TASK STATEMENT: Extract every line below that contains the word "data".
[Start of Attachment]
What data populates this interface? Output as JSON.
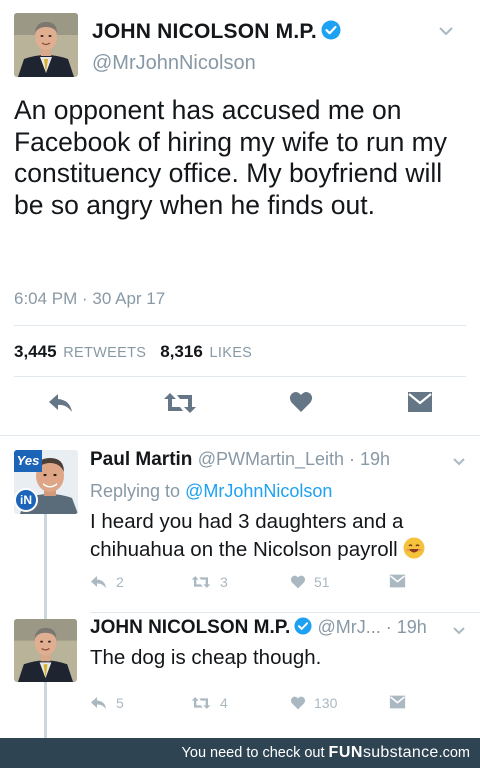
{
  "main_tweet": {
    "author_name": "JOHN NICOLSON M.P.",
    "handle": "@MrJohnNicolson",
    "text": "An opponent has accused me on Facebook of hiring my wife to run my constituency office. My boyfriend will be so angry when he finds out.",
    "timestamp": "6:04 PM · 30 Apr 17",
    "retweets_count": "3,445",
    "retweets_label": "RETWEETS",
    "likes_count": "8,316",
    "likes_label": "LIKES",
    "actions": [
      {
        "icon": "reply-icon"
      },
      {
        "icon": "retweet-icon"
      },
      {
        "icon": "heart-icon"
      },
      {
        "icon": "message-icon"
      }
    ]
  },
  "replies": [
    {
      "author_name": "Paul Martin",
      "meta": "@PWMartin_Leith · 19h",
      "replying_prefix": "Replying to ",
      "replying_to": "@MrJohnNicolson",
      "text": "I heard you had 3 daughters and a chihuahua on the Nicolson payroll",
      "emoji": "😊",
      "badge_top": "Yes",
      "badge_bottom": "iN",
      "reply_count": "2",
      "retweet_count": "3",
      "like_count": "51"
    },
    {
      "author_name": "JOHN NICOLSON M.P.",
      "meta": "@MrJ... · 19h",
      "text": "The dog is cheap though.",
      "reply_count": "5",
      "retweet_count": "4",
      "like_count": "130"
    }
  ],
  "footer": {
    "text": "You need to check out ",
    "brand_bold": "FUN",
    "brand_rest": "substance",
    "brand_suffix": ".com"
  },
  "colors": {
    "verified_blue": "#1da1f2",
    "muted": "#8899a6",
    "icon_gray": "#aab8c2",
    "action_dark": "#657786",
    "footer_bg": "#2f4453"
  }
}
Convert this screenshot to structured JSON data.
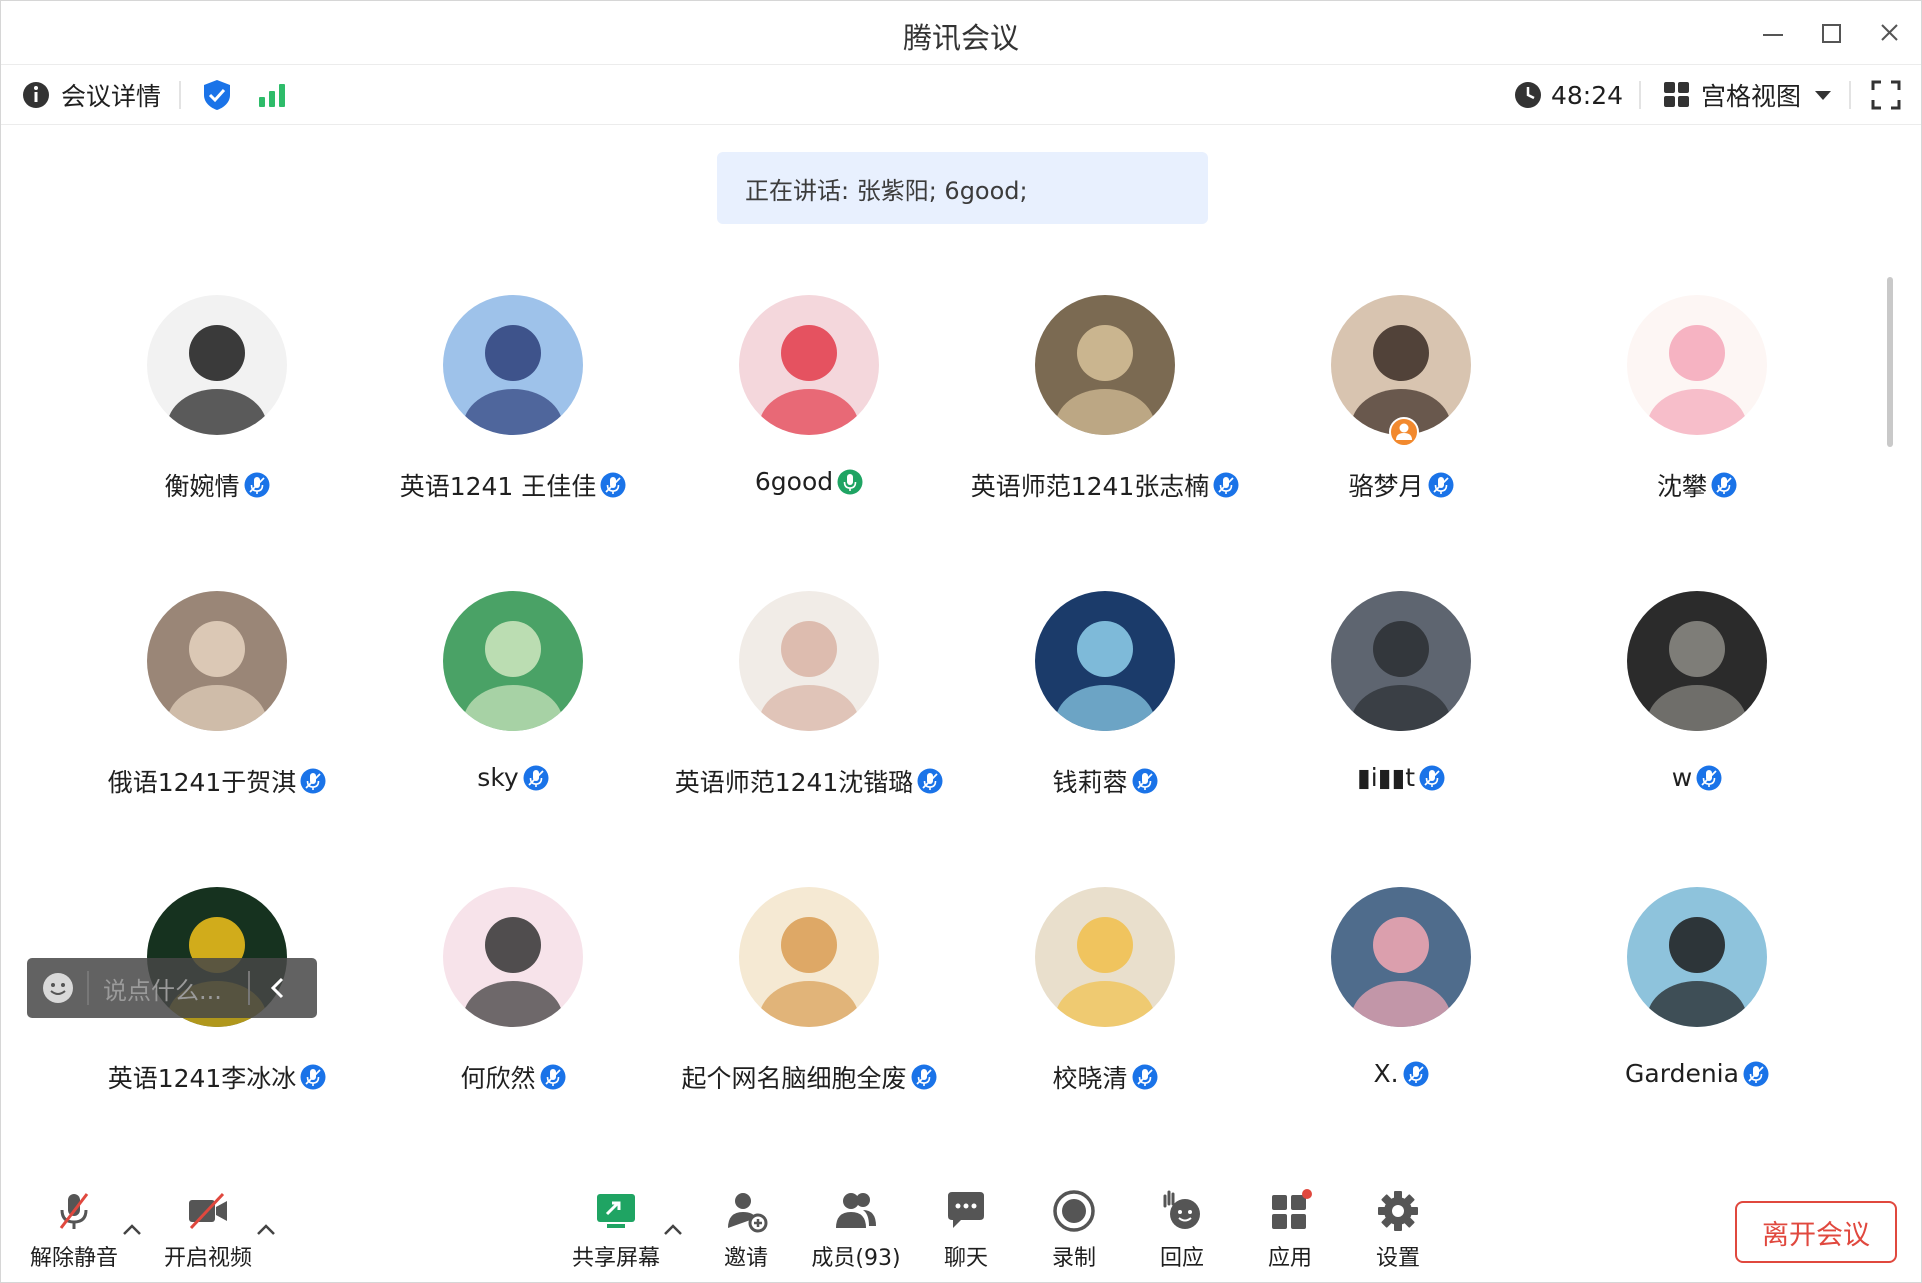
{
  "app": {
    "title": "腾讯会议"
  },
  "toolbar": {
    "details_label": "会议详情",
    "timer": "48:24",
    "view_label": "宫格视图"
  },
  "speaking": {
    "text": "正在讲话: 张紫阳; 6good;"
  },
  "participants": [
    {
      "name": "衡婉情",
      "mic": "muted"
    },
    {
      "name": "英语1241 王佳佳",
      "mic": "muted"
    },
    {
      "name": "6good",
      "mic": "active"
    },
    {
      "name": "英语师范1241张志楠",
      "mic": "muted"
    },
    {
      "name": "骆梦月",
      "mic": "muted",
      "host_badge": true
    },
    {
      "name": "沈攀",
      "mic": "muted"
    },
    {
      "name": "俄语1241于贺淇",
      "mic": "muted"
    },
    {
      "name": "sky",
      "mic": "muted"
    },
    {
      "name": "英语师范1241沈锴璐",
      "mic": "muted"
    },
    {
      "name": "钱莉蓉",
      "mic": "muted"
    },
    {
      "name": "▮i▮▮t",
      "mic": "muted"
    },
    {
      "name": "w",
      "mic": "muted"
    },
    {
      "name": "英语1241李冰冰",
      "mic": "muted"
    },
    {
      "name": "何欣然",
      "mic": "muted"
    },
    {
      "name": "起个网名脑细胞全废",
      "mic": "muted"
    },
    {
      "name": "校晓清",
      "mic": "muted"
    },
    {
      "name": "X.",
      "mic": "muted"
    },
    {
      "name": "Gardenia",
      "mic": "muted"
    }
  ],
  "chat": {
    "placeholder": "说点什么..."
  },
  "bottombar": {
    "unmute": "解除静音",
    "start_video": "开启视频",
    "share_screen": "共享屏幕",
    "invite": "邀请",
    "members": "成员(93)",
    "chat": "聊天",
    "record": "录制",
    "react": "回应",
    "apps": "应用",
    "settings": "设置",
    "leave": "离开会议"
  },
  "colors": {
    "accent": "#1a73e8",
    "leave": "#e0483e",
    "signal": "#2ebc6a",
    "mic_active": "#1fa463"
  }
}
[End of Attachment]
TASK RESULT:
What data populates this interface? Output as JSON.
Convert this screenshot to structured JSON data.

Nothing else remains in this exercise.